Saved entries:
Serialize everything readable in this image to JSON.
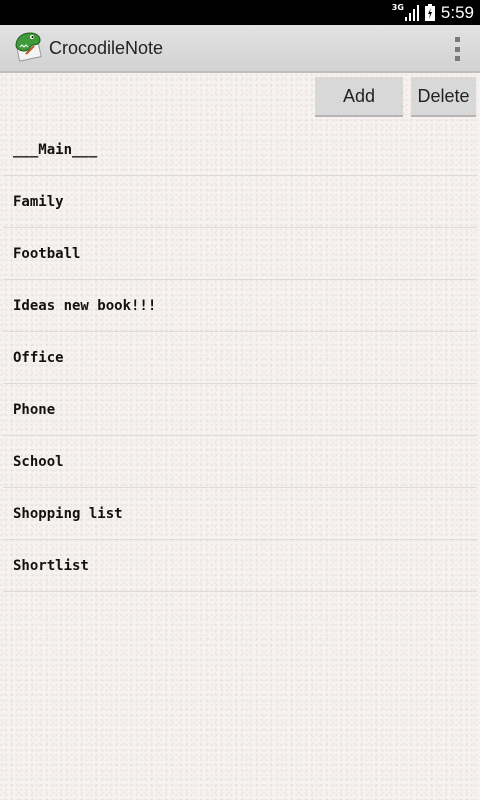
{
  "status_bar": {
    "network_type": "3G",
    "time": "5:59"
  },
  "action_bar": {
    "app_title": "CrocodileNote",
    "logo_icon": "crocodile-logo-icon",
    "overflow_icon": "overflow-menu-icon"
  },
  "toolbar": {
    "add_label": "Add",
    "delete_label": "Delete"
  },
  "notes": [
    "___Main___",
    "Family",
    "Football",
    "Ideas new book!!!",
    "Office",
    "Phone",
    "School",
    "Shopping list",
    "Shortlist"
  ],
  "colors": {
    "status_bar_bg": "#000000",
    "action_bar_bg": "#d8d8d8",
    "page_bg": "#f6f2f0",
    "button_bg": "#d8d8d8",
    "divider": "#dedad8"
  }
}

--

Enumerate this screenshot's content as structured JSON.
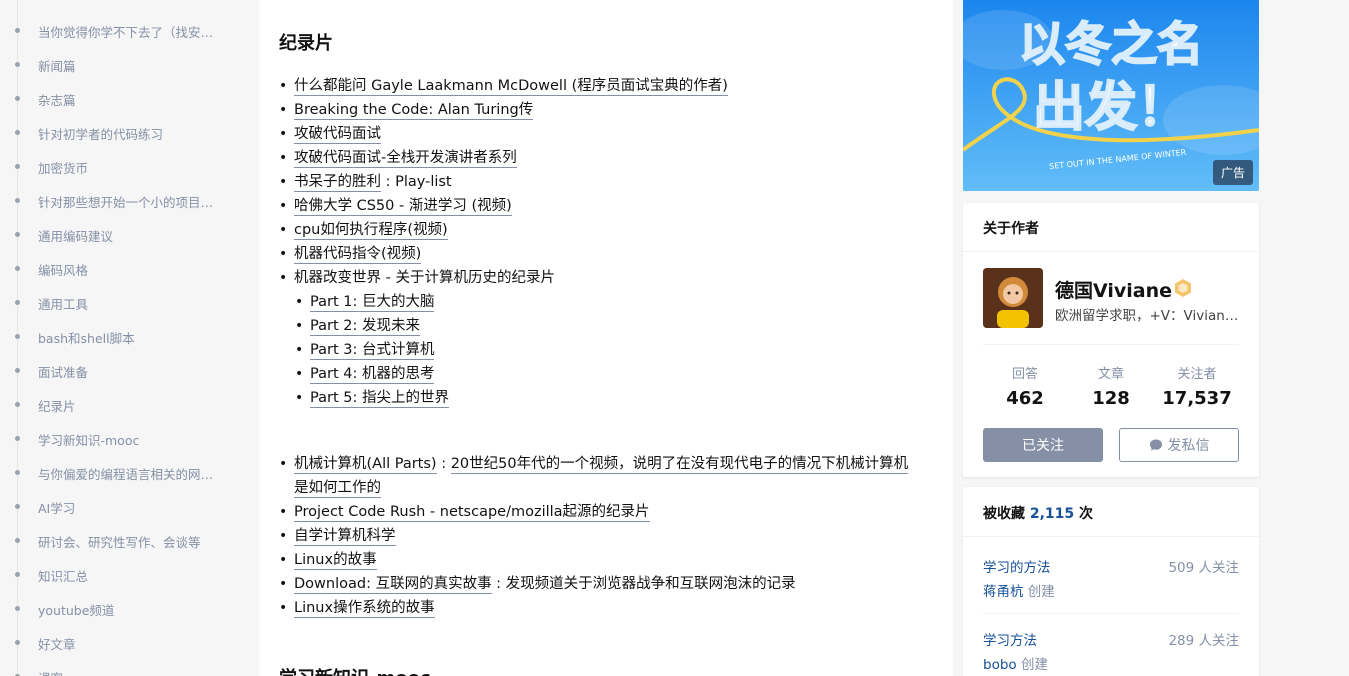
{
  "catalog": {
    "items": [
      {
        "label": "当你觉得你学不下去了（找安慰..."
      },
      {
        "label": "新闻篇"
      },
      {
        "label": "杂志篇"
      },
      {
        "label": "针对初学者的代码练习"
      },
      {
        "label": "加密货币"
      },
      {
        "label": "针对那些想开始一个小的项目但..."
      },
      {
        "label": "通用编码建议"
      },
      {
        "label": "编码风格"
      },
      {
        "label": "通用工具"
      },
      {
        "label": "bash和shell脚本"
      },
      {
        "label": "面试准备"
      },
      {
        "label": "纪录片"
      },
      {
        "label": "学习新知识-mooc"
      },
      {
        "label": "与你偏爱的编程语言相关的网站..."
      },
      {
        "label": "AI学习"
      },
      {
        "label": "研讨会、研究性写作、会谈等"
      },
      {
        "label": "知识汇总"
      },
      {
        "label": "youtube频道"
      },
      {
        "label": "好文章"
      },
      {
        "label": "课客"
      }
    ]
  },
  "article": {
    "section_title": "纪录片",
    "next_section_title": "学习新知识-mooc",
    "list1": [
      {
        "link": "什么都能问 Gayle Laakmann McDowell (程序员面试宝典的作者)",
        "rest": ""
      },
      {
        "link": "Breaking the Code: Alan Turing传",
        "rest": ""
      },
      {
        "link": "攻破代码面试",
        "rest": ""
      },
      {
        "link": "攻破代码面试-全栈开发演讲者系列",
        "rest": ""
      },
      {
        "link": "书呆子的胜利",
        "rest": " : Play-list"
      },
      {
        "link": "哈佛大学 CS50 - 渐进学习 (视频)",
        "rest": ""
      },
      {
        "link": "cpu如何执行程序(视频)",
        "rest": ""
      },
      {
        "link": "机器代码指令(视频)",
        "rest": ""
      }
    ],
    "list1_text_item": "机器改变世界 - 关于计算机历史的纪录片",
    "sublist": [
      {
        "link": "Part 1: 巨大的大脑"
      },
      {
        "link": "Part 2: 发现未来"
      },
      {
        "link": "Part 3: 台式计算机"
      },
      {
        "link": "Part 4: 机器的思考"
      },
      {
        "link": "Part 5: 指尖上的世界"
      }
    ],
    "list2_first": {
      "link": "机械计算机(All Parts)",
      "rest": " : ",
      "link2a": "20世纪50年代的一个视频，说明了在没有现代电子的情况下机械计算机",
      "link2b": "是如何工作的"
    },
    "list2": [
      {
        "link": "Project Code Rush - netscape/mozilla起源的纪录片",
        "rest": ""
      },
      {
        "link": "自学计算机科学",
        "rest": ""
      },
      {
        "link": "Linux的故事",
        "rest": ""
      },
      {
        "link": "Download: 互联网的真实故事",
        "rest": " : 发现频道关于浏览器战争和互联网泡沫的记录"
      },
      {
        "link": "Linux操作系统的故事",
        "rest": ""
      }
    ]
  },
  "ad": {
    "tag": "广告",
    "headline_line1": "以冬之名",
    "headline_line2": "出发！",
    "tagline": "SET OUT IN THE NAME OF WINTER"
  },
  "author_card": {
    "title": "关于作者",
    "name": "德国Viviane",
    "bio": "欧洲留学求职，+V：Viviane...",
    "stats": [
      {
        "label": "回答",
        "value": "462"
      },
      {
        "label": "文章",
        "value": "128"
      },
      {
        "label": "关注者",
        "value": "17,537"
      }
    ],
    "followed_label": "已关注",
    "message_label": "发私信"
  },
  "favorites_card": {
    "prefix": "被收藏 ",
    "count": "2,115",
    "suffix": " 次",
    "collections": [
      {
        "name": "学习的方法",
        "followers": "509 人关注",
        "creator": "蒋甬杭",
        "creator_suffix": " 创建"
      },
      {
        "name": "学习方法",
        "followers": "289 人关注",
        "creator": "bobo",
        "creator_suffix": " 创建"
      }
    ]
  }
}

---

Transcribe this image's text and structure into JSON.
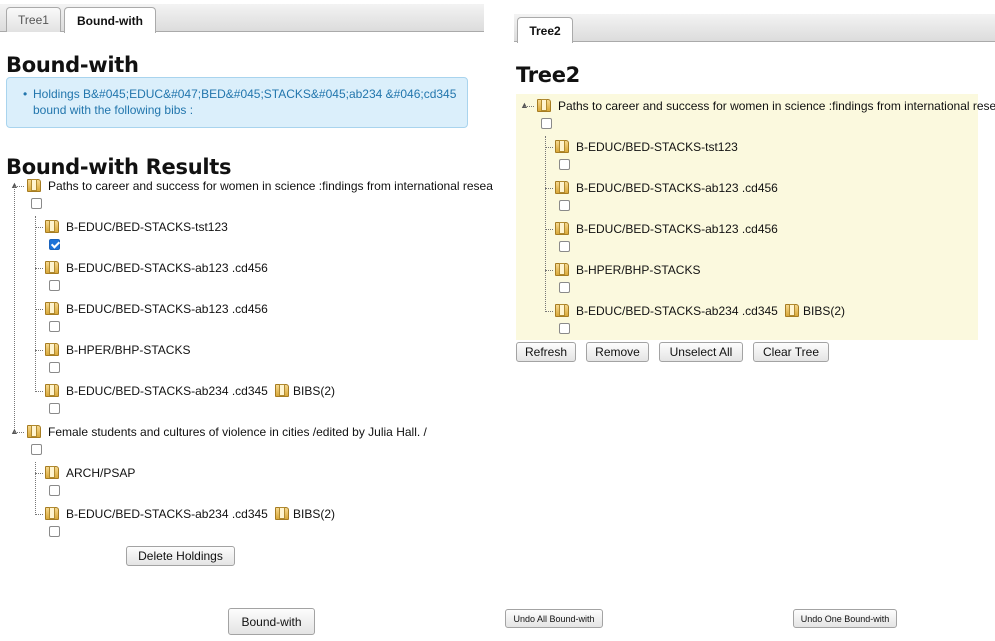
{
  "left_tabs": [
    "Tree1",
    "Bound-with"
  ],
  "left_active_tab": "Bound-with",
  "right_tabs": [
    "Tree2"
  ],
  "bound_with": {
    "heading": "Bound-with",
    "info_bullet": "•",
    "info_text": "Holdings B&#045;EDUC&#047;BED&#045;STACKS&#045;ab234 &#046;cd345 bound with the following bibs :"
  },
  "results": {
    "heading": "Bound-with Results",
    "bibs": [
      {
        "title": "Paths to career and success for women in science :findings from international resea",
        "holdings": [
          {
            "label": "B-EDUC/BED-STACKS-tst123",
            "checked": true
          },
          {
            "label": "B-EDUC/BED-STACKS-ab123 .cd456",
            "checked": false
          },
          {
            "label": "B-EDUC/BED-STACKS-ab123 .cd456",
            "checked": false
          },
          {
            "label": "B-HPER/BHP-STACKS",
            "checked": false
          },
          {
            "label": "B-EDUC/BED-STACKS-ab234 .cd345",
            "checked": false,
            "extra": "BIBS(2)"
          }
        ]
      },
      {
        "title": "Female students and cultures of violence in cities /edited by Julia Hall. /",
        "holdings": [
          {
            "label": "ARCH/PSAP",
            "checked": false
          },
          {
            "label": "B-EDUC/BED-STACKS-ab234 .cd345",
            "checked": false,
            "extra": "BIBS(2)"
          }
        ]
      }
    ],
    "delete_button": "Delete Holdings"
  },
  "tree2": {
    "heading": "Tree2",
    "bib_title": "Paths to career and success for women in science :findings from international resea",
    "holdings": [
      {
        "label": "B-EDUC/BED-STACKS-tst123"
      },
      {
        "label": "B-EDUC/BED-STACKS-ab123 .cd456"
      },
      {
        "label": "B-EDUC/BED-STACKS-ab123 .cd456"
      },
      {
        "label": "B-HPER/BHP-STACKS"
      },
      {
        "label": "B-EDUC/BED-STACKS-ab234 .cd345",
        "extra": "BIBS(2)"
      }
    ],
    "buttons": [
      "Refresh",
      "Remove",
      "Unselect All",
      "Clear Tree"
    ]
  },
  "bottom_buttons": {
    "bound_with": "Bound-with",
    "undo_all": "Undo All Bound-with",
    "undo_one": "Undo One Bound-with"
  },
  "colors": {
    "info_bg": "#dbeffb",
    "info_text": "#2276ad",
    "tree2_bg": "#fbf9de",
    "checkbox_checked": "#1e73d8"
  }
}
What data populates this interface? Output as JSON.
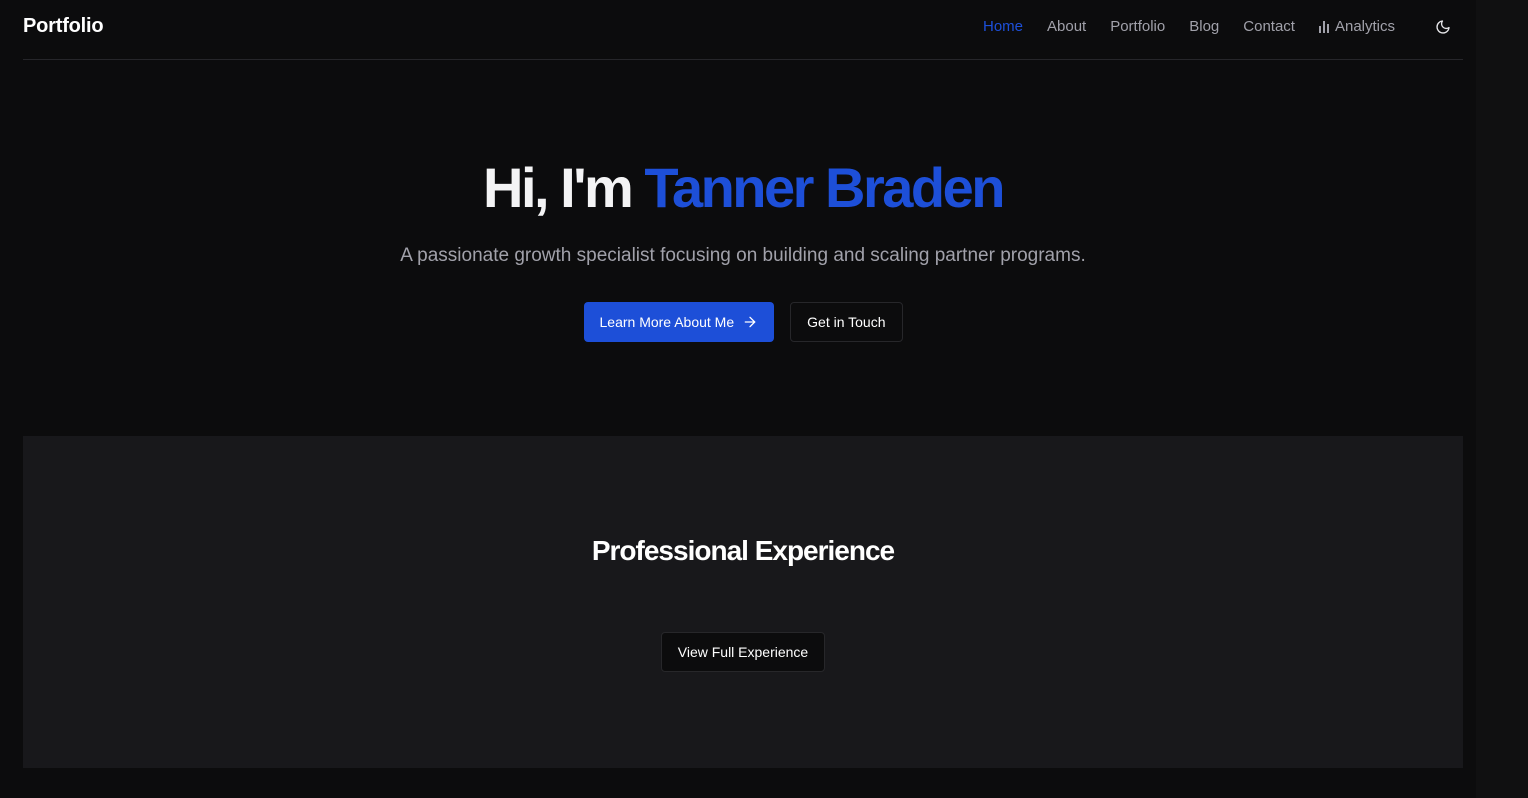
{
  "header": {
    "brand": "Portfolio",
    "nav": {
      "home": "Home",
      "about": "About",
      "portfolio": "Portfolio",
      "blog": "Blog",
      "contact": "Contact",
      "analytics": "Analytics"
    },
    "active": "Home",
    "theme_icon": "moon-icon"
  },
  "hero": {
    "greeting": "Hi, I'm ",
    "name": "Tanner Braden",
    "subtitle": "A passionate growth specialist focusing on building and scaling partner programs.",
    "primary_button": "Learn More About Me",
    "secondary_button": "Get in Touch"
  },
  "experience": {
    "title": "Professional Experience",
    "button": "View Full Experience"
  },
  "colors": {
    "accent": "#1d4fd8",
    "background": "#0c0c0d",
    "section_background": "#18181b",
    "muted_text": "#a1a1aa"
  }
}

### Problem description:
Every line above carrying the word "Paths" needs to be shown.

### Answer space:
        "title": "Paths to career and success for women in science :findings from international resea",
    "bib_title": "Paths to career and success for women in science :findings from international resea",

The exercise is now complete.